Your reply should consist of the entries, copied exactly and stripped of images.

### Records from a collection
'''
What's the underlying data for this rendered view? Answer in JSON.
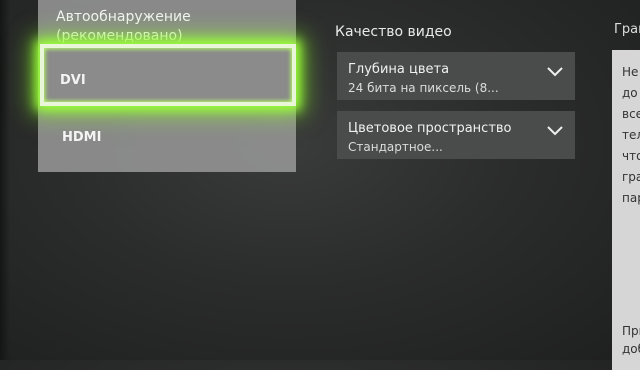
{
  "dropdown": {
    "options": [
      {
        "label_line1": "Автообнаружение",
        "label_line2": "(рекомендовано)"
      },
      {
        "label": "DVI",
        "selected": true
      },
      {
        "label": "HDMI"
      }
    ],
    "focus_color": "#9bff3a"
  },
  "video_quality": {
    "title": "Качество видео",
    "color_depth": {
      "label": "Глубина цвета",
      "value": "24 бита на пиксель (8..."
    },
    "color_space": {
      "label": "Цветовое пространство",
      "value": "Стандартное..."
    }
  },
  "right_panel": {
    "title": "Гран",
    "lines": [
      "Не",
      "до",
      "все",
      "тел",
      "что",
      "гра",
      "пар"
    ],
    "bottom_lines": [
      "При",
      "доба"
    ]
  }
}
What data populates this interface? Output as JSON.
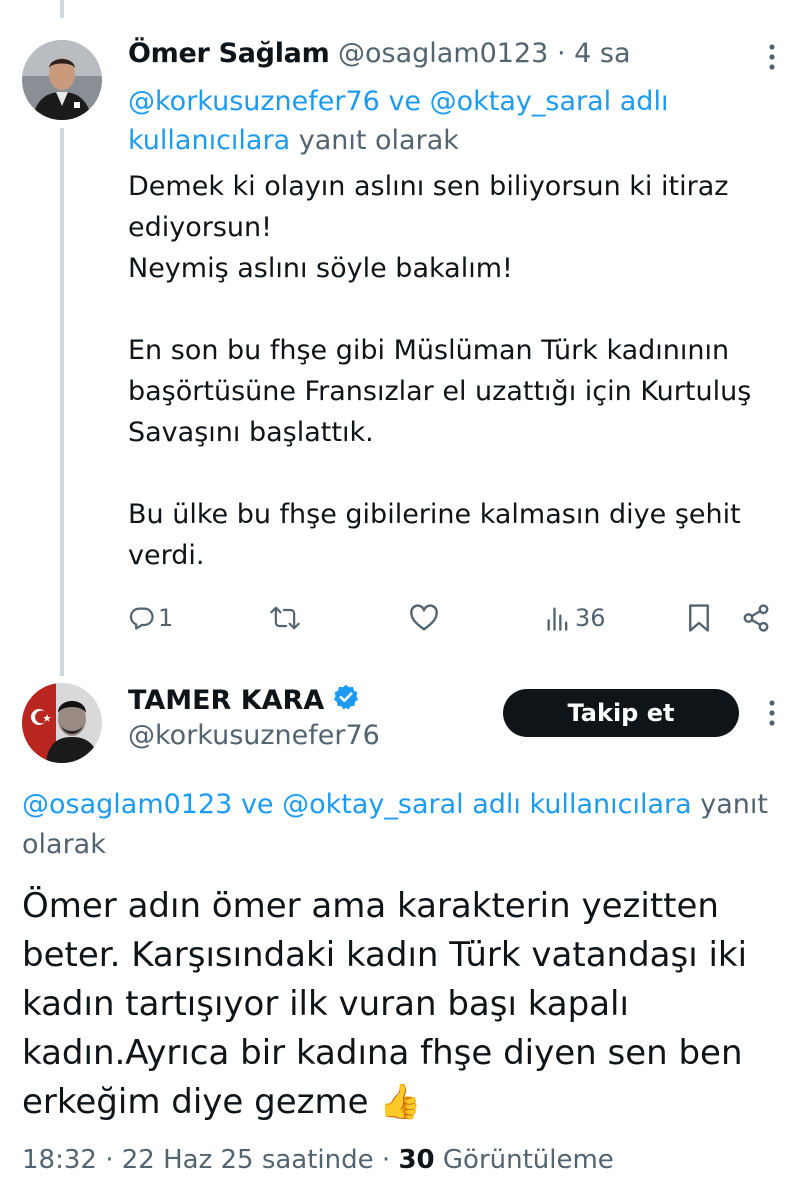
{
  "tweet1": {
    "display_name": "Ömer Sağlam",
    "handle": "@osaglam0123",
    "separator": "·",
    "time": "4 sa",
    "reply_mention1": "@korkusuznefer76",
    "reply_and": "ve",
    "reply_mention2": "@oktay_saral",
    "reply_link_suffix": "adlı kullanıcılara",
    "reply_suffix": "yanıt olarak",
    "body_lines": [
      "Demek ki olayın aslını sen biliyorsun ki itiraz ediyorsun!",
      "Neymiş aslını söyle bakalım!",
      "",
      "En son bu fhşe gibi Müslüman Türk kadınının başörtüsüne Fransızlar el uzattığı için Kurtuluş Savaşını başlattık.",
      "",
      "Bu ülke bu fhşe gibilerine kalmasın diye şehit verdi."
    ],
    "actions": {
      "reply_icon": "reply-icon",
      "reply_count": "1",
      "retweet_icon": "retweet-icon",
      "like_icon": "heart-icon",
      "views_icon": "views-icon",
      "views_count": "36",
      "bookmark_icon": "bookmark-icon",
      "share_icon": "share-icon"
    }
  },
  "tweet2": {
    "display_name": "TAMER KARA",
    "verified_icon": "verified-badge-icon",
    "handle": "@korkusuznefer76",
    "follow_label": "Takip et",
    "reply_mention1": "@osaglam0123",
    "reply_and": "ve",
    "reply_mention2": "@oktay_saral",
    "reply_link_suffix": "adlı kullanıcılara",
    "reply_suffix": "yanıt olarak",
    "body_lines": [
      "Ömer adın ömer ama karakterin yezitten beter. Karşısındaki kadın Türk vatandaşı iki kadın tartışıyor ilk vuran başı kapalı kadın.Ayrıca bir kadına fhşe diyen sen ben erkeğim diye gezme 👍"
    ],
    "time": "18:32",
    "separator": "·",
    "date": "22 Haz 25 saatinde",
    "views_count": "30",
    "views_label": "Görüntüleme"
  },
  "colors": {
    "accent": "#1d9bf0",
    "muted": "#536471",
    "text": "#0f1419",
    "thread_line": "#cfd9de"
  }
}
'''
### OUTPUT OF THE EXERCISE
What's the underlying data for this rendered view? Answer in JSON.
{
  "dropdown": {
    "options": [
      {
        "label_line1": "Автообнаружение",
        "label_line2": "(рекомендовано)"
      },
      {
        "label": "DVI",
        "selected": true
      },
      {
        "label": "HDMI"
      }
    ],
    "focus_color": "#9bff3a"
  },
  "video_quality": {
    "title": "Качество видео",
    "color_depth": {
      "label": "Глубина цвета",
      "value": "24 бита на пиксель (8..."
    },
    "color_space": {
      "label": "Цветовое пространство",
      "value": "Стандартное..."
    }
  },
  "right_panel": {
    "title": "Гран",
    "lines": [
      "Не",
      "до",
      "все",
      "тел",
      "что",
      "гра",
      "пар"
    ],
    "bottom_lines": [
      "При",
      "доба"
    ]
  }
}
What data populates this interface? Output as JSON.
{
  "tweet1": {
    "display_name": "Ömer Sağlam",
    "handle": "@osaglam0123",
    "separator": "·",
    "time": "4 sa",
    "reply_mention1": "@korkusuznefer76",
    "reply_and": "ve",
    "reply_mention2": "@oktay_saral",
    "reply_link_suffix": "adlı kullanıcılara",
    "reply_suffix": "yanıt olarak",
    "body_lines": [
      "Demek ki olayın aslını sen biliyorsun ki itiraz ediyorsun!",
      "Neymiş aslını söyle bakalım!",
      "",
      "En son bu fhşe gibi Müslüman Türk kadınının başörtüsüne Fransızlar el uzattığı için Kurtuluş Savaşını başlattık.",
      "",
      "Bu ülke bu fhşe gibilerine kalmasın diye şehit verdi."
    ],
    "actions": {
      "reply_icon": "reply-icon",
      "reply_count": "1",
      "retweet_icon": "retweet-icon",
      "like_icon": "heart-icon",
      "views_icon": "views-icon",
      "views_count": "36",
      "bookmark_icon": "bookmark-icon",
      "share_icon": "share-icon"
    }
  },
  "tweet2": {
    "display_name": "TAMER KARA",
    "verified_icon": "verified-badge-icon",
    "handle": "@korkusuznefer76",
    "follow_label": "Takip et",
    "reply_mention1": "@osaglam0123",
    "reply_and": "ve",
    "reply_mention2": "@oktay_saral",
    "reply_link_suffix": "adlı kullanıcılara",
    "reply_suffix": "yanıt olarak",
    "body_lines": [
      "Ömer adın ömer ama karakterin yezitten beter. Karşısındaki kadın Türk vatandaşı iki kadın tartışıyor ilk vuran başı kapalı kadın.Ayrıca bir kadına fhşe diyen sen ben erkeğim diye gezme 👍"
    ],
    "time": "18:32",
    "separator": "·",
    "date": "22 Haz 25 saatinde",
    "views_count": "30",
    "views_label": "Görüntüleme"
  },
  "colors": {
    "accent": "#1d9bf0",
    "muted": "#536471",
    "text": "#0f1419",
    "thread_line": "#cfd9de"
  }
}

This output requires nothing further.